Join us on Saturday, April 25 at Montminy Hall of Ste. Marie’s Parish in Manchester, New Hampshire for an opportunity to hear engaging speakers discuss great literature from a Catholic perspective. The theme of this year’s Catholic Literature Conference is: Does Literature Matter? Reading in an Age of Distraction.
Speakers include Thomas More College Writer-in-Residence Joseph Pearce and Teaching Fellow Amy Fahey, as well as Fr. Michael Kerper of St. Patrick’s Parish in Nashua and Professor Janet Benstead of St. John’s Seminary in Brighton. Lunch is included in the ticket price. You can purchase tickets online via Eventbrite. Brief talk descriptions are provided below.
Does Literature Matter? It’s a Matter of Life and Death!
Literature not only matters, it’s a matter of life and death. Joseph Pearce shows how fictional stories and poetry are the God-given way of leading us to goodness, truth and beauty—and ultimately to God Himself.
Take the Plunge: Confronting Reality in Hawthorne and Flannery O’Connor
Dr. Amy Fahey, Fellow, Thomas More College of Liberal Arts
In a world so full of artificiality and apathy, vice and violence, don’t we rely on fiction to help us escape—at least momentarily—the burdens of everyday life? Yet Flannery O’Connor argues that fiction isn’t an “escape from reality,” but a “plunge into reality.” The short fiction of Hawthorne and O’Connor challenges readers not only to confront, but to stare fixedly at what is grotesque, broken, and evil in humanity. “The serious writer,” says Flannery O’Connor, “has always taken the flaw in human nature for his starting point.” If “the flaw” is the starting point in Hawthorne and O’Connor, what is the destination?

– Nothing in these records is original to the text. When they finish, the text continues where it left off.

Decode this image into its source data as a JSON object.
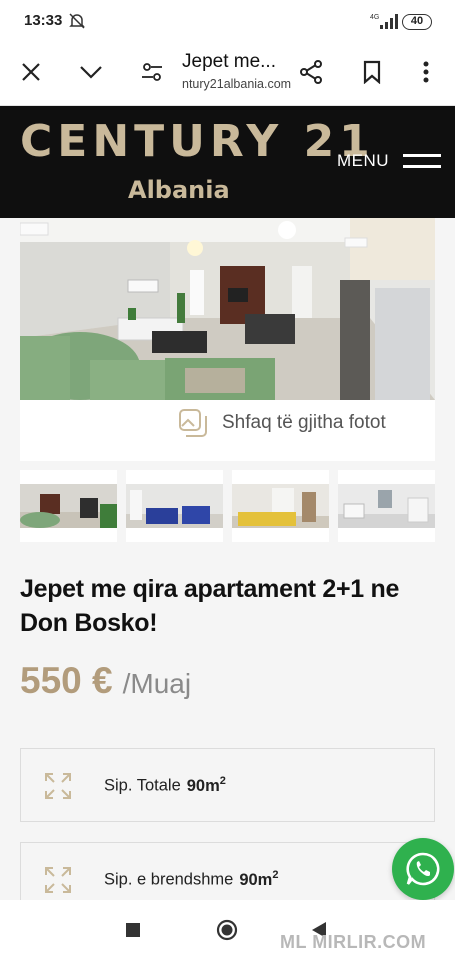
{
  "status_bar": {
    "time": "13:33",
    "network": "4G",
    "battery": "40"
  },
  "browser": {
    "page_title": "Jepet me...",
    "url": "ntury21albania.com"
  },
  "site": {
    "brand": "CENTURY 21",
    "brand_sub": "Albania",
    "menu_label": "MENU",
    "accent_color": "#c9b99a"
  },
  "gallery": {
    "show_all_label": "Shfaq të gjitha fotot",
    "thumbnail_count": 4
  },
  "listing": {
    "title": "Jepet me qira apartament 2+1 ne Don Bosko!",
    "price": "550 €",
    "period": "/Muaj",
    "price_color": "#b29c7c",
    "specs": [
      {
        "label": "Sip. Totale",
        "value": "90m",
        "sup": "2"
      },
      {
        "label": "Sip. e brendshme",
        "value": "90m",
        "sup": "2"
      }
    ]
  },
  "watermark": "MIRLIR.COM",
  "watermark_prefix": "ML"
}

Befriending Dead Writers: Franz Wright, a Friend I Never Met
Fr. Michael Kerper, Pastor, St. Patrick’s Catholic Church, Nashua, New Hampshire

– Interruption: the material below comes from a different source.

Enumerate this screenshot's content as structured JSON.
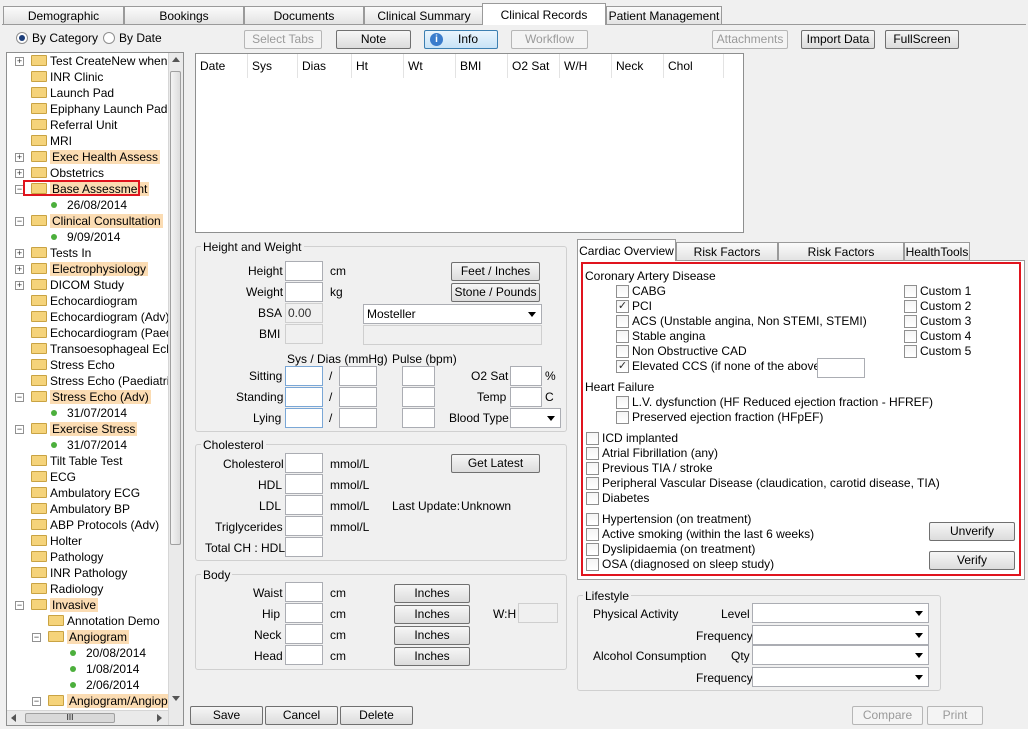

Can you become “friends” with writers through their literature? Fr. Kerper will look at poet Franz Wright and present a “case study” of mysteriously befriending an author. Wright, who died in 2015, was the author of several volumes of poetry, including God’s Silence (2006) and the Pulitzer-Prize winning Walking to Martha’s Vineyard (2004). One critic notes how the “urgency” of his poetry gives voices to “the wounded openness of a speaker struggling to find faith.”
Manzoni’s The Betrothed: The Church’s Response to Wickedness and Cruelties in the World
Janet Benstead, Professor of Philosophy and Literature at St. John’s Seminary, Brighton, Massachusetts
The Betrothed is a “tale” about two Italian peasants, Lucia and Renzo, whose plans to marry are foiled by a local petty prince who has designs on Lucia and a cowardly parish priest who refuses to marry the couple. The most important words in the novel are spoken to the negligent priest by his learned and holy Archbishop: “You should have joined what men put asunder . . . .” Thus, Manzoni reveals the principal theme of his work: the particular role of the Church in the world. No matter what is transpiring—military invasion, occupation, famine, plague—priests must still baptize, hear confessions, preach the Gospel, perform weddings, and anoint the dying. Even when the world is a “living hell,” exquisitely depicted in Manzoni’s scenes of Milan during the plague, Christian men and women—mothers, fathers, fiancés, doctors, lawyers, government officials, even peasants—bear Christ to one another and forgive those who have persecuted them.